- Scammers create copycat websites that look similar to HMRC’s official site
- Phone numbers on such sites are more expensive than HMRC’s own numbers
- Sites also charge for forwarding information to HMRC which can be provided free of charge
The taxman claims to have saved the public £2.4million by tackling bogus websites posing to be official HM Revenue sites which were redirecting people to premium rate phone numbers.
Copycat websites that look similar to HMRC’s official site have proliferated in recent years. Fraudsters often use them to promote phone numbers to call the taxman that can cost callers up to £3.60p per minute.
HMRC said the phone numbers advertised on such copycat websites are ‘merely call forwarding services which connect callers to HMRC at a significant price’. Instead, HMRC’s own 0300 numbers are mostly free or charged at national headline rate.
Crackdown: Numbers advertised on bogus websites can cost callers up to £3.60p per minute
The specific tactics and costs on each site vary, but the maximum cost of a call is £3.60 a minute, capped at £36 per call, the taxman said.
‘Anecdotal reports show the average victim reporting a cost of around £15 per call,’ it added.
In other cases, the copycat sites charge for forwarding information to HMRC which can be provided free of charge through the taxman’s official website.
‘HMRC has successfully challenged the ownership of these websites, masquerading as official websites, and taken them out of the hands of cheats,’ the taxman said.
It comes as HMRC took action against these websites last year, and said it has managed to recover 105 domains so far that were being used ‘to host a range of misleading content’.
Consumers should go directly to gov.uk to obtain genuine HMRC contact numbers, which will not be premium rate.
People should be alert for sponsored adverts, websites charging for government services which would be expected to be free and those with disclaimers denying association with HMRC or government.
Treasury Minister Mel Stride said: ‘We know that HMRC is the most spoofed government brand as criminals try to take advantage of the fact that everyone has some involvement with the tax authority.
‘This is a brazen con, charging premium rates whilst simply redirecting calls to the real HMRC numbers that are available at low or no cost.’
‘It is a testament to the hard work of HMRC that they have prevented criminals extracting £2.4m from the public.’
HMRC released the figure at the start of scam awareness month organised by Citizens Advice which is running throughout June.
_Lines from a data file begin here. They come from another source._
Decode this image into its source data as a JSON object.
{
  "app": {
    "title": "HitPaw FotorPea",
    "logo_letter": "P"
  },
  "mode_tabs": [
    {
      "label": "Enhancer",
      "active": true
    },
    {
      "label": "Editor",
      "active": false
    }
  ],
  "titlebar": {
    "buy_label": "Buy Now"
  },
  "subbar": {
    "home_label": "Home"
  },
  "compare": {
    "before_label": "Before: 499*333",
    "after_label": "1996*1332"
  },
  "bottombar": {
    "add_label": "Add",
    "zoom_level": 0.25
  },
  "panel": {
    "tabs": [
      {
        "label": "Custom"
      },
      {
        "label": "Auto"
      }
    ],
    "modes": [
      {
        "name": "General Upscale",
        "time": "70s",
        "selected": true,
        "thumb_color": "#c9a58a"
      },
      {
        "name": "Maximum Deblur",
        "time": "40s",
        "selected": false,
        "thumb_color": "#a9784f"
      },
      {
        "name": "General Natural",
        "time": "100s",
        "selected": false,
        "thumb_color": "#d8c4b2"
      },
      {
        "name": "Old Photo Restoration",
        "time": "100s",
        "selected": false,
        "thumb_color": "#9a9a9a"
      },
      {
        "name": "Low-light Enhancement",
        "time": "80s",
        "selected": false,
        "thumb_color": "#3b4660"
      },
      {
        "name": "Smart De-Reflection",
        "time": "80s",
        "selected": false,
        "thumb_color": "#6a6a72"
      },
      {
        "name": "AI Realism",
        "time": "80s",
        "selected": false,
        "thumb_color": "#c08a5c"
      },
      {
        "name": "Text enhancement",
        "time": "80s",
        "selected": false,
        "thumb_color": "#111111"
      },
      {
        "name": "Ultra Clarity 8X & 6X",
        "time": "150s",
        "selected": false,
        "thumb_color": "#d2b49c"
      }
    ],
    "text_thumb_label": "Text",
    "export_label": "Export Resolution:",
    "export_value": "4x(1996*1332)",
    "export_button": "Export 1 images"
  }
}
Last week the charity published data showing the number of Britons falling victim to investment scams has doubled over the past year amid a rising wave of cryptocurrency, binary option investments and holiday timeshares scams.